- 1A public or official announcement dealing with a matter of great importance: the issuing by the monarch of a proclamation dissolving ParliamentMore example sentences
- Army scientists, who are not accustomed to making public health proclamations, wrongly reassured authorities without sufficiently testing the spread potential of this dangerous anthrax.
- Among his first public proclamations was a call for the relief of the poor and the establishment of community chests to provide interest-free loans to the needy.
- Such proclamations by top U.S. officials blend in with the dominant media scenery.
- 1.1 [mass noun] The public or official announcement of an important matter: the government restricted the use of water by proclamationMore example sentences
- Officials governed by proclamation and government notices that could not easily be challenged in court - one of the last refuges for constitutional opposition.
- He also emphasizes the attractiveness of public proclamation, the performance of miracles and the spreading of rumor as ways that ideas from the outside took hold within an urban environment.
- The Ministry of Revenue's new Taxpayer Fairness and Service Code is a welcome public proclamation of the standards of behaviour taxpayers can and should expect in dealing with the Ministry.
- 1.2A clear declaration of something: they often make proclamations about their heterosexualityMore example sentences
- Pastor Noel Ramsey gave a brief history of the church and concluded with a clear proclamation of what the church believes.
- He finished off his proclamation by loudly swearing.
- The eye is staggered by the range of it, the boldness of it, the proclamation of Nature's passionate excess.

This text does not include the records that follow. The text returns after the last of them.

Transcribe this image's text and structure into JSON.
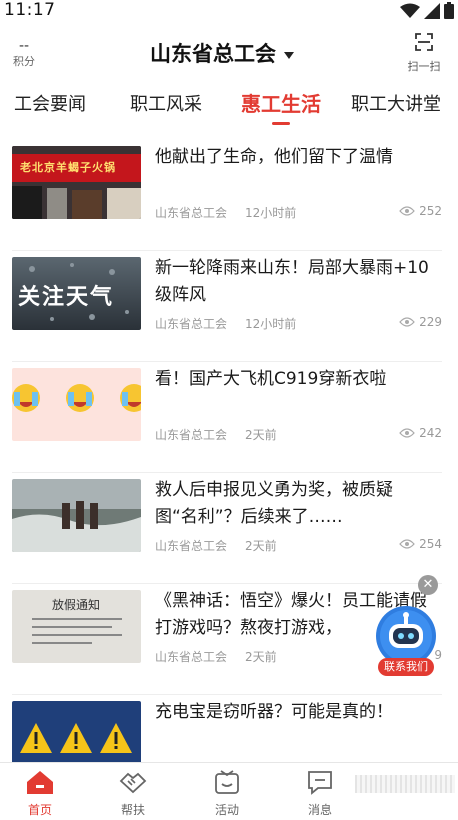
{
  "status_bar": {
    "time": "11:17"
  },
  "header": {
    "points_value": "--",
    "points_label": "积分",
    "title": "山东省总工会",
    "scan_label": "扫一扫"
  },
  "tabs": [
    {
      "label": "工会要闻"
    },
    {
      "label": "职工风采"
    },
    {
      "label": "惠工生活"
    },
    {
      "label": "职工大讲堂"
    }
  ],
  "feed": [
    {
      "title": "他献出了生命，他们留下了温情",
      "source": "山东省总工会",
      "time": "12小时前",
      "views": "252",
      "thumb_text": "老北京羊蝎子火锅"
    },
    {
      "title": "新一轮降雨来山东！局部大暴雨+10级阵风",
      "source": "山东省总工会",
      "time": "12小时前",
      "views": "229",
      "thumb_text": "关注天气"
    },
    {
      "title": "看！国产大飞机C919穿新衣啦",
      "source": "山东省总工会",
      "time": "2天前",
      "views": "242"
    },
    {
      "title": "救人后申报见义勇为奖，被质疑图“名利”？后续来了……",
      "source": "山东省总工会",
      "time": "2天前",
      "views": "254"
    },
    {
      "title": "《黑神话：悟空》爆火！员工能请假打游戏吗？熬夜打游戏，",
      "source": "山东省总工会",
      "time": "2天前",
      "views": "9",
      "thumb_text": "放假通知"
    },
    {
      "title": "充电宝是窃听器？可能是真的！",
      "source": "山东省总工会",
      "time": "",
      "views": ""
    }
  ],
  "fab": {
    "label": "联系我们"
  },
  "bottom_nav": [
    {
      "label": "首页"
    },
    {
      "label": "帮扶"
    },
    {
      "label": "活动"
    },
    {
      "label": "消息"
    }
  ],
  "colors": {
    "accent": "#e23b32",
    "robot": "#2f7de0"
  }
}
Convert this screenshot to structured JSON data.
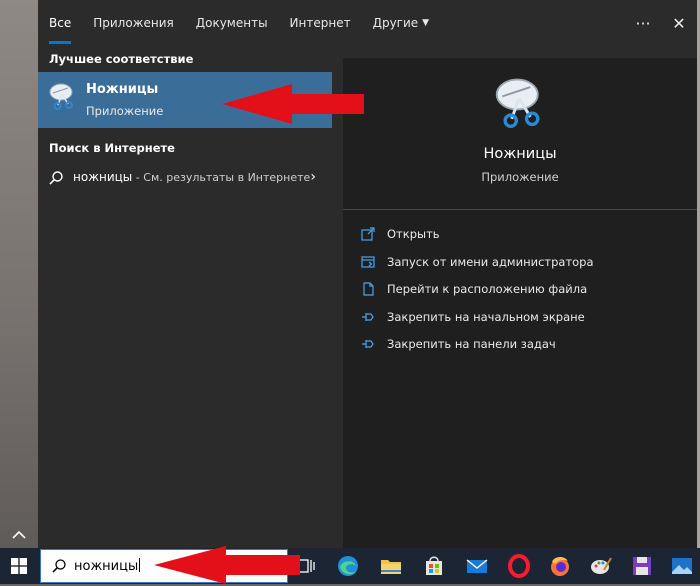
{
  "tabs": [
    {
      "label": "Все",
      "active": true
    },
    {
      "label": "Приложения"
    },
    {
      "label": "Документы"
    },
    {
      "label": "Интернет"
    },
    {
      "label": "Другие"
    }
  ],
  "top_actions": {
    "more": "···",
    "close": "✕"
  },
  "left": {
    "best_match_title": "Лучшее соответствие",
    "best_match": {
      "name": "Ножницы",
      "type": "Приложение",
      "icon": "snipping-tool-icon"
    },
    "web_title": "Поиск в Интернете",
    "web_item": {
      "query": "ножницы",
      "rest": " - См. результаты в Интернете"
    }
  },
  "right": {
    "title": "Ножницы",
    "subtitle": "Приложение",
    "actions": [
      {
        "label": "Открыть",
        "icon": "open-icon"
      },
      {
        "label": "Запуск от имени администратора",
        "icon": "run-as-admin-icon"
      },
      {
        "label": "Перейти к расположению файла",
        "icon": "file-location-icon"
      },
      {
        "label": "Закрепить на начальном экране",
        "icon": "pin-icon"
      },
      {
        "label": "Закрепить на панели задач",
        "icon": "pin-icon"
      }
    ]
  },
  "taskbar": {
    "search_value": "ножницы",
    "icons": [
      "task-view-icon",
      "edge-icon",
      "file-explorer-icon",
      "store-icon",
      "mail-icon",
      "opera-icon",
      "firefox-icon",
      "paint-icon",
      "save-icon",
      "photos-icon"
    ]
  },
  "colors": {
    "accent": "#0078d7",
    "selection": "#3a6e99",
    "annotation_arrow": "#e3101a"
  }
}
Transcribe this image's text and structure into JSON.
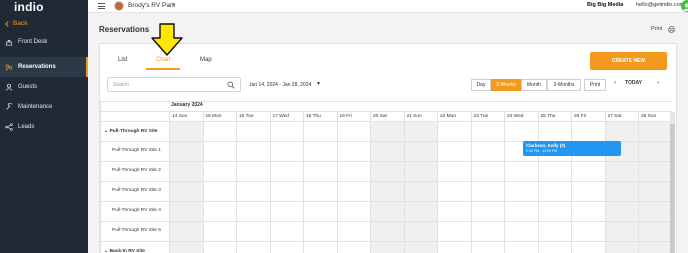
{
  "sidebar": {
    "logo": "indio",
    "back_label": "Back",
    "items": [
      {
        "label": "Front Desk",
        "icon": "front-desk-icon",
        "active": false
      },
      {
        "label": "Reservations",
        "icon": "reservations-icon",
        "active": true
      },
      {
        "label": "Guests",
        "icon": "guests-icon",
        "active": false
      },
      {
        "label": "Maintenance",
        "icon": "maintenance-icon",
        "active": false
      },
      {
        "label": "Leads",
        "icon": "leads-icon",
        "active": false
      }
    ]
  },
  "topbar": {
    "park_name": "Brody's RV Park",
    "company": "Big Big Media",
    "email": "hello@getindio.com"
  },
  "page": {
    "title": "Reservations",
    "print_label": "Print"
  },
  "tabs": [
    {
      "label": "List",
      "active": false
    },
    {
      "label": "Chart",
      "active": true
    },
    {
      "label": "Map",
      "active": false
    }
  ],
  "toolbar": {
    "create_label": "CREATE NEW",
    "search_placeholder": "Search",
    "date_range": "Jan 14, 2024 - Jan 28, 2024",
    "views": [
      {
        "label": "Day",
        "active": false
      },
      {
        "label": "2-Weeks",
        "active": true
      },
      {
        "label": "Month",
        "active": false
      },
      {
        "label": "2-Months",
        "active": false
      }
    ],
    "print_label": "Print",
    "prev_label": "‹",
    "next_label": "›",
    "today_label": "TODAY"
  },
  "calendar": {
    "month": "January 2024",
    "days": [
      "14 Sun",
      "15 Mon",
      "16 Tue",
      "17 Wed",
      "18 Thu",
      "19 Fri",
      "20 Sat",
      "21 Sun",
      "22 Mon",
      "23 Tue",
      "24 Wed",
      "25 Thu",
      "26 Fri",
      "27 Sat",
      "28 Sun"
    ],
    "rows": [
      {
        "label": "Pull-Through RV Site",
        "group": true
      },
      {
        "label": "Pull-Through RV Site 1",
        "group": false
      },
      {
        "label": "Pull-Through RV Site 2",
        "group": false
      },
      {
        "label": "Pull-Through RV Site 3",
        "group": false
      },
      {
        "label": "Pull-Through RV Site 4",
        "group": false
      },
      {
        "label": "Pull-Through RV Site 5",
        "group": false
      },
      {
        "label": "Back-In RV Site",
        "group": true
      }
    ],
    "booking": {
      "name": "Clarkson, Kelly (0)",
      "time": "2:00 PM - 12:00 PM",
      "color": "#2196f3"
    }
  },
  "colors": {
    "accent": "#f39a1e",
    "sidebar_bg": "#1f2a36",
    "booking": "#2196f3",
    "annotation_arrow": "#ffe600"
  }
}
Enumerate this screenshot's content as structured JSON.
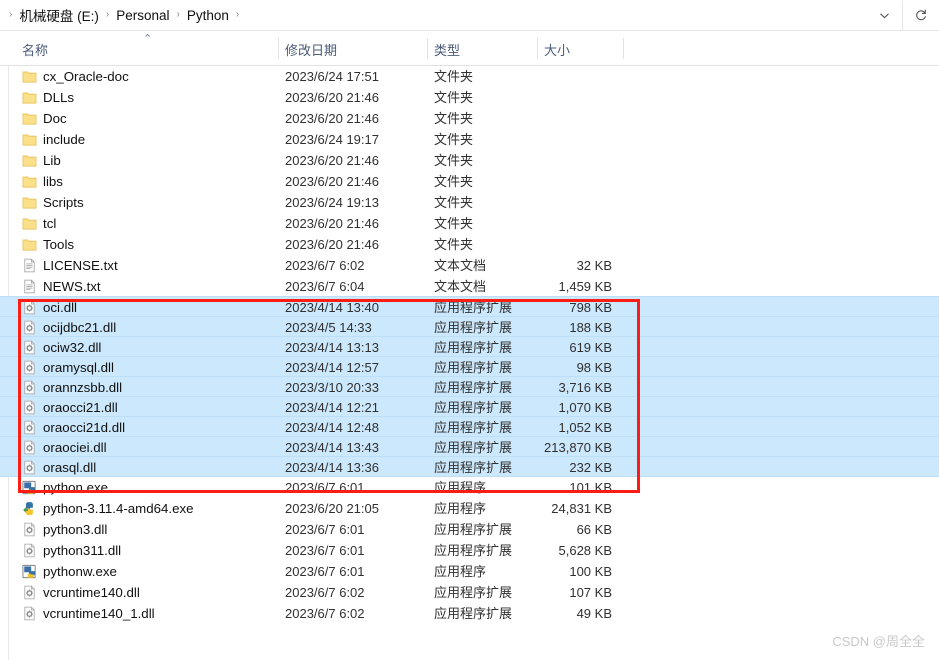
{
  "window": {
    "breadcrumb": {
      "lead_separator": "›",
      "items": [
        "机械硬盘 (E:)",
        "Personal",
        "Python"
      ],
      "separator": "›",
      "trailing_separator": "›"
    },
    "dropdown_icon": "chevron-down-icon",
    "refresh_icon": "refresh-icon"
  },
  "columns": {
    "name": "名称",
    "date_modified": "修改日期",
    "type": "类型",
    "size": "大小",
    "sort_indicator": "⌃"
  },
  "colors": {
    "selection_background": "#cce8fc",
    "selection_border": "#bcdff7",
    "annotation_red": "#fc1d15",
    "header_text": "#4a5b78",
    "folder_icon": "#f7d774",
    "watermark": "#c9c9c9"
  },
  "files": [
    {
      "name": "cx_Oracle-doc",
      "date": "2023/6/24 17:51",
      "type": "文件夹",
      "size": "",
      "icon": "folder-icon",
      "selected": false
    },
    {
      "name": "DLLs",
      "date": "2023/6/20 21:46",
      "type": "文件夹",
      "size": "",
      "icon": "folder-icon",
      "selected": false
    },
    {
      "name": "Doc",
      "date": "2023/6/20 21:46",
      "type": "文件夹",
      "size": "",
      "icon": "folder-icon",
      "selected": false
    },
    {
      "name": "include",
      "date": "2023/6/24 19:17",
      "type": "文件夹",
      "size": "",
      "icon": "folder-icon",
      "selected": false
    },
    {
      "name": "Lib",
      "date": "2023/6/20 21:46",
      "type": "文件夹",
      "size": "",
      "icon": "folder-icon",
      "selected": false
    },
    {
      "name": "libs",
      "date": "2023/6/20 21:46",
      "type": "文件夹",
      "size": "",
      "icon": "folder-icon",
      "selected": false
    },
    {
      "name": "Scripts",
      "date": "2023/6/24 19:13",
      "type": "文件夹",
      "size": "",
      "icon": "folder-icon",
      "selected": false
    },
    {
      "name": "tcl",
      "date": "2023/6/20 21:46",
      "type": "文件夹",
      "size": "",
      "icon": "folder-icon",
      "selected": false
    },
    {
      "name": "Tools",
      "date": "2023/6/20 21:46",
      "type": "文件夹",
      "size": "",
      "icon": "folder-icon",
      "selected": false
    },
    {
      "name": "LICENSE.txt",
      "date": "2023/6/7 6:02",
      "type": "文本文档",
      "size": "32 KB",
      "icon": "text-file-icon",
      "selected": false
    },
    {
      "name": "NEWS.txt",
      "date": "2023/6/7 6:04",
      "type": "文本文档",
      "size": "1,459 KB",
      "icon": "text-file-icon",
      "selected": false
    },
    {
      "name": "oci.dll",
      "date": "2023/4/14 13:40",
      "type": "应用程序扩展",
      "size": "798 KB",
      "icon": "dll-file-icon",
      "selected": true
    },
    {
      "name": "ocijdbc21.dll",
      "date": "2023/4/5 14:33",
      "type": "应用程序扩展",
      "size": "188 KB",
      "icon": "dll-file-icon",
      "selected": true
    },
    {
      "name": "ociw32.dll",
      "date": "2023/4/14 13:13",
      "type": "应用程序扩展",
      "size": "619 KB",
      "icon": "dll-file-icon",
      "selected": true
    },
    {
      "name": "oramysql.dll",
      "date": "2023/4/14 12:57",
      "type": "应用程序扩展",
      "size": "98 KB",
      "icon": "dll-file-icon",
      "selected": true
    },
    {
      "name": "orannzsbb.dll",
      "date": "2023/3/10 20:33",
      "type": "应用程序扩展",
      "size": "3,716 KB",
      "icon": "dll-file-icon",
      "selected": true
    },
    {
      "name": "oraocci21.dll",
      "date": "2023/4/14 12:21",
      "type": "应用程序扩展",
      "size": "1,070 KB",
      "icon": "dll-file-icon",
      "selected": true
    },
    {
      "name": "oraocci21d.dll",
      "date": "2023/4/14 12:48",
      "type": "应用程序扩展",
      "size": "1,052 KB",
      "icon": "dll-file-icon",
      "selected": true
    },
    {
      "name": "oraociei.dll",
      "date": "2023/4/14 13:43",
      "type": "应用程序扩展",
      "size": "213,870 KB",
      "icon": "dll-file-icon",
      "selected": true
    },
    {
      "name": "orasql.dll",
      "date": "2023/4/14 13:36",
      "type": "应用程序扩展",
      "size": "232 KB",
      "icon": "dll-file-icon",
      "selected": true
    },
    {
      "name": "python.exe",
      "date": "2023/6/7 6:01",
      "type": "应用程序",
      "size": "101 KB",
      "icon": "python-exe-icon",
      "selected": false
    },
    {
      "name": "python-3.11.4-amd64.exe",
      "date": "2023/6/20 21:05",
      "type": "应用程序",
      "size": "24,831 KB",
      "icon": "python-installer-icon",
      "selected": false
    },
    {
      "name": "python3.dll",
      "date": "2023/6/7 6:01",
      "type": "应用程序扩展",
      "size": "66 KB",
      "icon": "dll-file-icon",
      "selected": false
    },
    {
      "name": "python311.dll",
      "date": "2023/6/7 6:01",
      "type": "应用程序扩展",
      "size": "5,628 KB",
      "icon": "dll-file-icon",
      "selected": false
    },
    {
      "name": "pythonw.exe",
      "date": "2023/6/7 6:01",
      "type": "应用程序",
      "size": "100 KB",
      "icon": "python-exe-icon",
      "selected": false
    },
    {
      "name": "vcruntime140.dll",
      "date": "2023/6/7 6:02",
      "type": "应用程序扩展",
      "size": "107 KB",
      "icon": "dll-file-icon",
      "selected": false
    },
    {
      "name": "vcruntime140_1.dll",
      "date": "2023/6/7 6:02",
      "type": "应用程序扩展",
      "size": "49 KB",
      "icon": "dll-file-icon",
      "selected": false
    }
  ],
  "annotation": {
    "shape": "rectangle",
    "color": "#fc1d15",
    "covers_rows": [
      "oci.dll",
      "ocijdbc21.dll",
      "ociw32.dll",
      "oramysql.dll",
      "orannzsbb.dll",
      "oraocci21.dll",
      "oraocci21d.dll",
      "oraociei.dll",
      "orasql.dll"
    ]
  },
  "watermark": "CSDN @周全全"
}
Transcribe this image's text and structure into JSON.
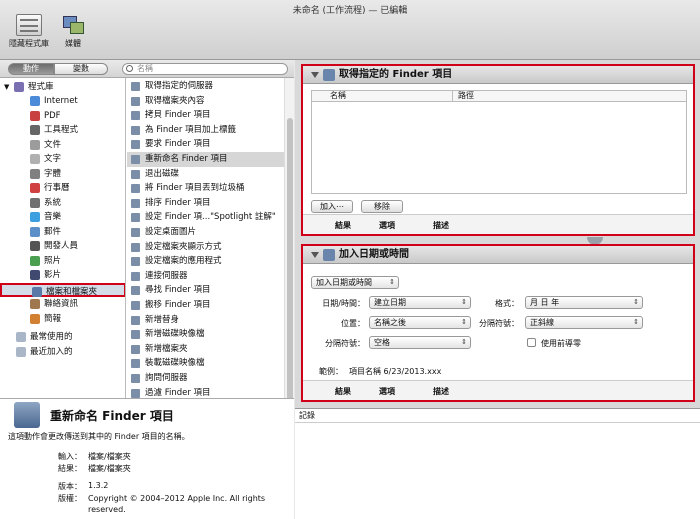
{
  "window": {
    "title": "未命名 (工作流程) — 已編輯"
  },
  "toolbar": {
    "hide_library_label": "隱藏程式庫",
    "media_label": "媒體"
  },
  "leftbar": {
    "actions_tab": "動作",
    "variables_tab": "變數",
    "search_placeholder": "名稱"
  },
  "library": {
    "root": "程式庫",
    "items": [
      {
        "label": "Internet",
        "icon": "globe-icon",
        "color": "#4a8ad8"
      },
      {
        "label": "PDF",
        "icon": "pdf-icon",
        "color": "#c94040"
      },
      {
        "label": "工具程式",
        "icon": "tools-icon",
        "color": "#666666"
      },
      {
        "label": "文件",
        "icon": "document-icon",
        "color": "#9c9c9c"
      },
      {
        "label": "文字",
        "icon": "text-icon",
        "color": "#b0b0b0"
      },
      {
        "label": "字體",
        "icon": "font-icon",
        "color": "#808080"
      },
      {
        "label": "行事曆",
        "icon": "calendar-icon",
        "color": "#d04040"
      },
      {
        "label": "系統",
        "icon": "system-icon",
        "color": "#707070"
      },
      {
        "label": "音樂",
        "icon": "music-icon",
        "color": "#3aa0e0"
      },
      {
        "label": "郵件",
        "icon": "mail-icon",
        "color": "#5a8fc8"
      },
      {
        "label": "開發人員",
        "icon": "developer-icon",
        "color": "#555555"
      },
      {
        "label": "照片",
        "icon": "photo-icon",
        "color": "#4aa050"
      },
      {
        "label": "影片",
        "icon": "movie-icon",
        "color": "#404a70"
      },
      {
        "label": "檔案和檔案夾",
        "icon": "finder-icon",
        "color": "#5a78a8"
      },
      {
        "label": "聯絡資訊",
        "icon": "contacts-icon",
        "color": "#a07850"
      },
      {
        "label": "簡報",
        "icon": "presentation-icon",
        "color": "#d08030"
      }
    ],
    "folders": [
      {
        "label": "最常使用的",
        "icon": "folder-icon"
      },
      {
        "label": "最近加入的",
        "icon": "folder-icon"
      }
    ]
  },
  "actions": [
    "取得指定的伺服器",
    "取得檔案夾內容",
    "拷貝 Finder 項目",
    "為 Finder 項目加上標籤",
    "要求 Finder 項目",
    "重新命名 Finder 項目",
    "退出磁碟",
    "將 Finder 項目丟到垃圾桶",
    "排序 Finder 項目",
    "設定 Finder 項...\"Spotlight 註解\"",
    "設定桌面圖片",
    "設定檔案夾顯示方式",
    "設定檔案的應用程式",
    "連接伺服器",
    "尋找 Finder 項目",
    "搬移 Finder 項目",
    "新增替身",
    "新增磁碟映像檔",
    "新增檔案夾",
    "裝載磁碟映像檔",
    "詢問伺服器",
    "過濾 Finder 項目"
  ],
  "description": {
    "title": "重新命名 Finder 項目",
    "text": "這項動作會更改傳送到其中的 Finder 項目的名稱。",
    "input_label": "輸入：",
    "input_value": "檔案/檔案夾",
    "result_label": "結果：",
    "result_value": "檔案/檔案夾",
    "version_label": "版本：",
    "version_value": "1.3.2",
    "copyright_label": "版權：",
    "copyright_value": "Copyright © 2004–2012 Apple Inc.  All rights reserved."
  },
  "action1": {
    "title": "取得指定的 Finder 項目",
    "col_name": "名稱",
    "col_path": "路徑",
    "add_button": "加入⋯",
    "remove_button": "移除",
    "foot": {
      "results": "結果",
      "options": "選項",
      "description": "描述"
    }
  },
  "action2": {
    "title": "加入日期或時間",
    "mode_select": "加入日期或時間",
    "date_time_label": "日期/時間：",
    "date_time_value": "建立日期",
    "format_label": "格式：",
    "format_value": "月 日 年",
    "position_label": "位置：",
    "position_value": "名稱之後",
    "separator_label": "分隔符號：",
    "separator_value": "正斜線",
    "separator2_label": "分隔符號：",
    "separator2_value": "空格",
    "leading_zero_label": "使用前導零",
    "example_label": "範例：",
    "example_value": "項目名稱 6/23/2013.xxx",
    "foot": {
      "results": "結果",
      "options": "選項",
      "description": "描述"
    }
  },
  "log": {
    "label": "記錄"
  }
}
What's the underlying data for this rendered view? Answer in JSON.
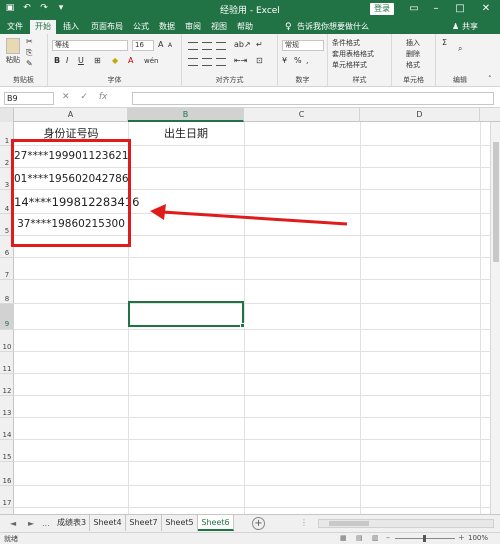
{
  "titlebar": {
    "title": "经验用 - Excel",
    "login": "登录",
    "qat": {
      "save_icon": "save-icon",
      "undo_icon": "undo-icon",
      "redo_icon": "redo-icon"
    }
  },
  "tabs": [
    "文件",
    "开始",
    "插入",
    "页面布局",
    "公式",
    "数据",
    "审阅",
    "视图",
    "帮助"
  ],
  "active_tab": "开始",
  "tell_me": "告诉我你想要做什么",
  "share": "共享",
  "ribbon": {
    "clipboard": {
      "paste": "粘贴",
      "label": "剪贴板"
    },
    "font": {
      "name": "等线",
      "size": "16",
      "label": "字体",
      "bold": "B",
      "italic": "I",
      "underline": "U",
      "grow": "A",
      "shrink": "A",
      "font_color_char": "A",
      "phonetic": "wén"
    },
    "alignment": {
      "label": "对齐方式"
    },
    "number": {
      "format": "常规",
      "label": "数字",
      "percent": "%",
      "comma": ",",
      "currency": "¥"
    },
    "styles": {
      "conditional": "条件格式",
      "table": "套用表格格式",
      "cell_styles": "单元格样式",
      "label": "样式"
    },
    "cells": {
      "insert": "插入",
      "delete": "删除",
      "format": "格式",
      "label": "单元格"
    },
    "editing": {
      "label": "编辑",
      "sum": "Σ"
    }
  },
  "formula_bar": {
    "name_box": "B9",
    "cancel": "✕",
    "confirm": "✓",
    "fx": "fx",
    "value": ""
  },
  "grid": {
    "columns": [
      "A",
      "B",
      "C",
      "D"
    ],
    "selected_column": "B",
    "rows": [
      "1",
      "2",
      "3",
      "4",
      "5",
      "6",
      "7",
      "8",
      "9",
      "10",
      "11",
      "12",
      "13",
      "14",
      "15",
      "16",
      "17"
    ],
    "selected_row": "9",
    "cells": {
      "A1": "身份证号码",
      "B1": "出生日期",
      "A2": "27****199901123621",
      "A3": "01****195602042786",
      "A4": "14****199812283416",
      "A5": "37****19860215300"
    }
  },
  "annotation": {
    "box_color": "#e01b1b",
    "arrow_color": "#e01b1b"
  },
  "sheets": {
    "nav_prev": "◄",
    "nav_next": "►",
    "more": "...",
    "items": [
      "成绩表3",
      "Sheet4",
      "Sheet7",
      "Sheet5",
      "Sheet6"
    ],
    "active": "Sheet6",
    "add": "+"
  },
  "status": {
    "ready": "就绪",
    "zoom": "100%"
  },
  "colors": {
    "brand": "#217346",
    "ribbon_bg": "#f3f3f3"
  }
}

late Middle English: via Old French from Latin proclamatio(n-), from proclamare 'shout out' (see proclaim).